*What the exercise asks*. Repeat the entries below exactly, pictures excluded.

*Web page and app entries*.
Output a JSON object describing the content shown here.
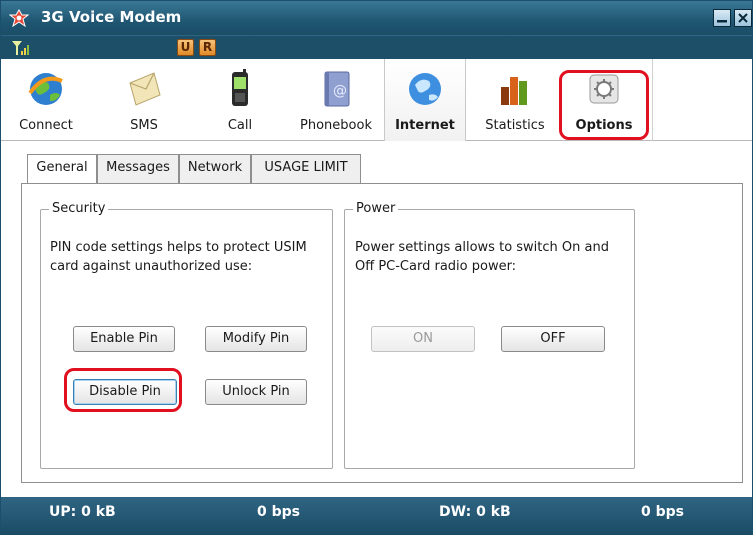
{
  "window": {
    "title": "3G Voice Modem"
  },
  "status_strip": {
    "badge_u": "U",
    "badge_r": "R"
  },
  "toolbar": {
    "items": [
      {
        "label": "Connect"
      },
      {
        "label": "SMS"
      },
      {
        "label": "Call"
      },
      {
        "label": "Phonebook"
      },
      {
        "label": "Internet"
      },
      {
        "label": "Statistics"
      },
      {
        "label": "Options"
      }
    ]
  },
  "tabs": [
    {
      "label": "General"
    },
    {
      "label": "Messages"
    },
    {
      "label": "Network"
    },
    {
      "label": "USAGE LIMIT"
    }
  ],
  "security": {
    "title": "Security",
    "desc_line1": "PIN code settings helps to protect USIM",
    "desc_line2": "card against unauthorized use:",
    "enable_pin": "Enable Pin",
    "modify_pin": "Modify Pin",
    "disable_pin": "Disable Pin",
    "unlock_pin": "Unlock Pin"
  },
  "power": {
    "title": "Power",
    "desc_line1": "Power settings allows to switch On and",
    "desc_line2": "Off PC-Card radio power:",
    "on": "ON",
    "off": "OFF"
  },
  "bottom_bar": {
    "up": "UP: 0 kB",
    "up_rate": "0 bps",
    "dw": "DW: 0 kB",
    "dw_rate": "0 bps"
  },
  "colors": {
    "title_bar": "#1f5672",
    "highlight": "#e01020",
    "bottom_bar": "#1b4b64"
  }
}
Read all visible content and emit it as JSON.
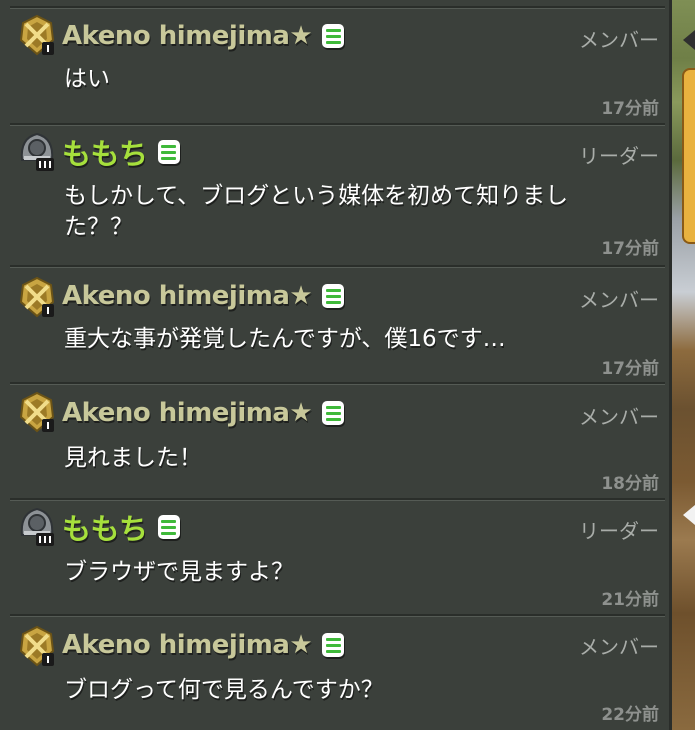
{
  "colors": {
    "panel_bg": "#3b403b",
    "member_name": "#c8c89a",
    "leader_name": "#a6e03c",
    "message_text": "#ffffff",
    "role_text": "#a9ada9",
    "time_text": "#8e918e",
    "online_icon": "#3fb93a"
  },
  "messages": [
    {
      "name": "Akeno himejima★",
      "role": "メンバー",
      "text": "はい",
      "time": "17分前",
      "badge_icon": "gold-league-badge-icon",
      "rank": "leader-false"
    },
    {
      "name": "ももち",
      "role": "リーダー",
      "text": "もしかして、ブログという媒体を初めて知りました？？",
      "time": "17分前",
      "badge_icon": "silver-league-badge-icon"
    },
    {
      "name": "Akeno himejima★",
      "role": "メンバー",
      "text": "重大な事が発覚したんですが、僕16です…",
      "time": "17分前",
      "badge_icon": "gold-league-badge-icon"
    },
    {
      "name": "Akeno himejima★",
      "role": "メンバー",
      "text": "見れました！",
      "time": "18分前",
      "badge_icon": "gold-league-badge-icon"
    },
    {
      "name": "ももち",
      "role": "リーダー",
      "text": "ブラウザで見ますよ？",
      "time": "21分前",
      "badge_icon": "silver-league-badge-icon"
    },
    {
      "name": "Akeno himejima★",
      "role": "メンバー",
      "text": "ブログって何で見るんですか？",
      "time": "22分前",
      "badge_icon": "gold-league-badge-icon"
    }
  ]
}
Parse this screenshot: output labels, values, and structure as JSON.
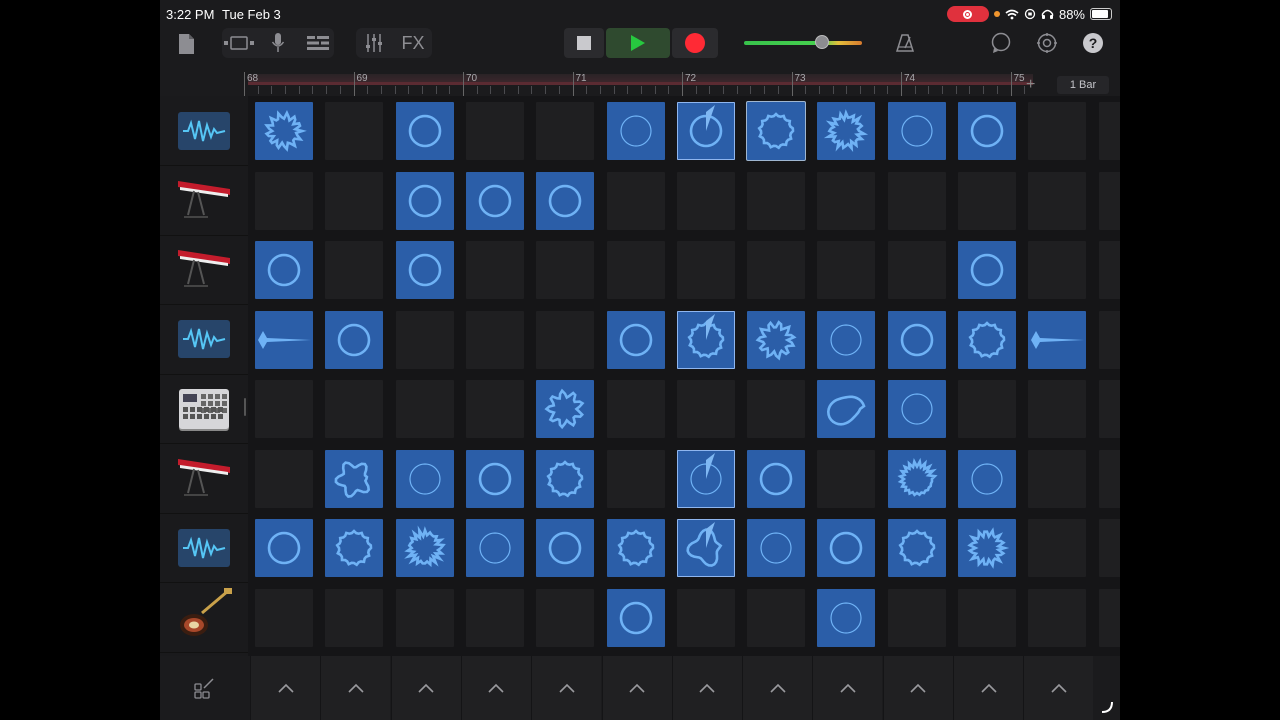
{
  "status_bar": {
    "time": "3:22 PM",
    "date": "Tue Feb 3",
    "battery": "88%",
    "battery_level": 0.88
  },
  "toolbar": {
    "fx_label": "FX",
    "icons": [
      "file-icon",
      "view-toggle-icon",
      "mic-icon",
      "tracks-icon",
      "mixer-icon",
      "stop-icon",
      "play-icon",
      "record-icon",
      "volume-slider",
      "metronome-icon",
      "loop-icon",
      "settings-icon",
      "help-icon"
    ],
    "volume_level": 0.66,
    "colors": {
      "play": "#27c93f",
      "record": "#ff2a35",
      "accent": "#2b5ea8"
    }
  },
  "ruler": {
    "bars": [
      "68",
      "69",
      "70",
      "71",
      "72",
      "73",
      "74",
      "75"
    ],
    "length_label": "1 Bar"
  },
  "tracks": [
    {
      "name": "sampler",
      "icon": "waveform-icon",
      "cells": [
        1,
        0,
        1,
        0,
        0,
        1,
        1,
        1,
        1,
        1,
        1,
        0,
        0
      ]
    },
    {
      "name": "keyboard",
      "icon": "keyboard-icon",
      "cells": [
        0,
        0,
        1,
        1,
        1,
        0,
        0,
        0,
        0,
        0,
        0,
        0,
        0
      ]
    },
    {
      "name": "keyboard",
      "icon": "keyboard-icon",
      "cells": [
        1,
        0,
        1,
        0,
        0,
        0,
        0,
        0,
        0,
        0,
        1,
        0,
        0
      ]
    },
    {
      "name": "sampler",
      "icon": "waveform-icon",
      "cells": [
        1,
        1,
        0,
        0,
        0,
        1,
        1,
        1,
        1,
        1,
        1,
        1,
        0
      ]
    },
    {
      "name": "drum-machine",
      "icon": "drum-machine-icon",
      "cells": [
        0,
        0,
        0,
        0,
        1,
        0,
        0,
        0,
        1,
        1,
        0,
        0,
        0
      ]
    },
    {
      "name": "keyboard",
      "icon": "keyboard-icon",
      "cells": [
        0,
        1,
        1,
        1,
        1,
        0,
        1,
        1,
        0,
        1,
        1,
        0,
        0
      ]
    },
    {
      "name": "sampler",
      "icon": "waveform-icon",
      "cells": [
        1,
        1,
        1,
        1,
        1,
        1,
        1,
        1,
        1,
        1,
        1,
        0,
        0
      ]
    },
    {
      "name": "guitar",
      "icon": "guitar-icon",
      "cells": [
        0,
        0,
        0,
        0,
        0,
        1,
        0,
        0,
        1,
        0,
        0,
        0,
        0
      ]
    }
  ],
  "playing_column": 6,
  "trigger_icon": "chevron-up-icon",
  "edit_icon": "edit-cells-icon"
}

*Reply to the task*.
Output a JSON object describing the content shown here.
{
  "window": {
    "title": "3G Voice Modem"
  },
  "status_strip": {
    "badge_u": "U",
    "badge_r": "R"
  },
  "toolbar": {
    "items": [
      {
        "label": "Connect"
      },
      {
        "label": "SMS"
      },
      {
        "label": "Call"
      },
      {
        "label": "Phonebook"
      },
      {
        "label": "Internet"
      },
      {
        "label": "Statistics"
      },
      {
        "label": "Options"
      }
    ]
  },
  "tabs": [
    {
      "label": "General"
    },
    {
      "label": "Messages"
    },
    {
      "label": "Network"
    },
    {
      "label": "USAGE LIMIT"
    }
  ],
  "security": {
    "title": "Security",
    "desc_line1": "PIN code settings helps to protect USIM",
    "desc_line2": "card against unauthorized use:",
    "enable_pin": "Enable Pin",
    "modify_pin": "Modify Pin",
    "disable_pin": "Disable Pin",
    "unlock_pin": "Unlock Pin"
  },
  "power": {
    "title": "Power",
    "desc_line1": "Power settings allows to switch On and",
    "desc_line2": "Off PC-Card radio power:",
    "on": "ON",
    "off": "OFF"
  },
  "bottom_bar": {
    "up": "UP: 0 kB",
    "up_rate": "0 bps",
    "dw": "DW: 0 kB",
    "dw_rate": "0 bps"
  },
  "colors": {
    "title_bar": "#1f5672",
    "highlight": "#e01020",
    "bottom_bar": "#1b4b64"
  }
}
Read all visible content and emit it as JSON.
{
  "colors": {
    "panel_bg": "#3b403b",
    "member_name": "#c8c89a",
    "leader_name": "#a6e03c",
    "message_text": "#ffffff",
    "role_text": "#a9ada9",
    "time_text": "#8e918e",
    "online_icon": "#3fb93a"
  },
  "messages": [
    {
      "name": "Akeno himejima★",
      "role": "メンバー",
      "text": "はい",
      "time": "17分前",
      "badge_icon": "gold-league-badge-icon",
      "rank": "leader-false"
    },
    {
      "name": "ももち",
      "role": "リーダー",
      "text": "もしかして、ブログという媒体を初めて知りました？？",
      "time": "17分前",
      "badge_icon": "silver-league-badge-icon"
    },
    {
      "name": "Akeno himejima★",
      "role": "メンバー",
      "text": "重大な事が発覚したんですが、僕16です…",
      "time": "17分前",
      "badge_icon": "gold-league-badge-icon"
    },
    {
      "name": "Akeno himejima★",
      "role": "メンバー",
      "text": "見れました！",
      "time": "18分前",
      "badge_icon": "gold-league-badge-icon"
    },
    {
      "name": "ももち",
      "role": "リーダー",
      "text": "ブラウザで見ますよ？",
      "time": "21分前",
      "badge_icon": "silver-league-badge-icon"
    },
    {
      "name": "Akeno himejima★",
      "role": "メンバー",
      "text": "ブログって何で見るんですか？",
      "time": "22分前",
      "badge_icon": "gold-league-badge-icon"
    }
  ]
}
Parse this screenshot: output labels, values, and structure as JSON.
{
  "status_bar": {
    "time": "3:22 PM",
    "date": "Tue Feb 3",
    "battery": "88%",
    "battery_level": 0.88
  },
  "toolbar": {
    "fx_label": "FX",
    "icons": [
      "file-icon",
      "view-toggle-icon",
      "mic-icon",
      "tracks-icon",
      "mixer-icon",
      "stop-icon",
      "play-icon",
      "record-icon",
      "volume-slider",
      "metronome-icon",
      "loop-icon",
      "settings-icon",
      "help-icon"
    ],
    "volume_level": 0.66,
    "colors": {
      "play": "#27c93f",
      "record": "#ff2a35",
      "accent": "#2b5ea8"
    }
  },
  "ruler": {
    "bars": [
      "68",
      "69",
      "70",
      "71",
      "72",
      "73",
      "74",
      "75"
    ],
    "length_label": "1 Bar"
  },
  "tracks": [
    {
      "name": "sampler",
      "icon": "waveform-icon",
      "cells": [
        1,
        0,
        1,
        0,
        0,
        1,
        1,
        1,
        1,
        1,
        1,
        0,
        0
      ]
    },
    {
      "name": "keyboard",
      "icon": "keyboard-icon",
      "cells": [
        0,
        0,
        1,
        1,
        1,
        0,
        0,
        0,
        0,
        0,
        0,
        0,
        0
      ]
    },
    {
      "name": "keyboard",
      "icon": "keyboard-icon",
      "cells": [
        1,
        0,
        1,
        0,
        0,
        0,
        0,
        0,
        0,
        0,
        1,
        0,
        0
      ]
    },
    {
      "name": "sampler",
      "icon": "waveform-icon",
      "cells": [
        1,
        1,
        0,
        0,
        0,
        1,
        1,
        1,
        1,
        1,
        1,
        1,
        0
      ]
    },
    {
      "name": "drum-machine",
      "icon": "drum-machine-icon",
      "cells": [
        0,
        0,
        0,
        0,
        1,
        0,
        0,
        0,
        1,
        1,
        0,
        0,
        0
      ]
    },
    {
      "name": "keyboard",
      "icon": "keyboard-icon",
      "cells": [
        0,
        1,
        1,
        1,
        1,
        0,
        1,
        1,
        0,
        1,
        1,
        0,
        0
      ]
    },
    {
      "name": "sampler",
      "icon": "waveform-icon",
      "cells": [
        1,
        1,
        1,
        1,
        1,
        1,
        1,
        1,
        1,
        1,
        1,
        0,
        0
      ]
    },
    {
      "name": "guitar",
      "icon": "guitar-icon",
      "cells": [
        0,
        0,
        0,
        0,
        0,
        1,
        0,
        0,
        1,
        0,
        0,
        0,
        0
      ]
    }
  ],
  "playing_column": 6,
  "trigger_icon": "chevron-up-icon",
  "edit_icon": "edit-cells-icon"
}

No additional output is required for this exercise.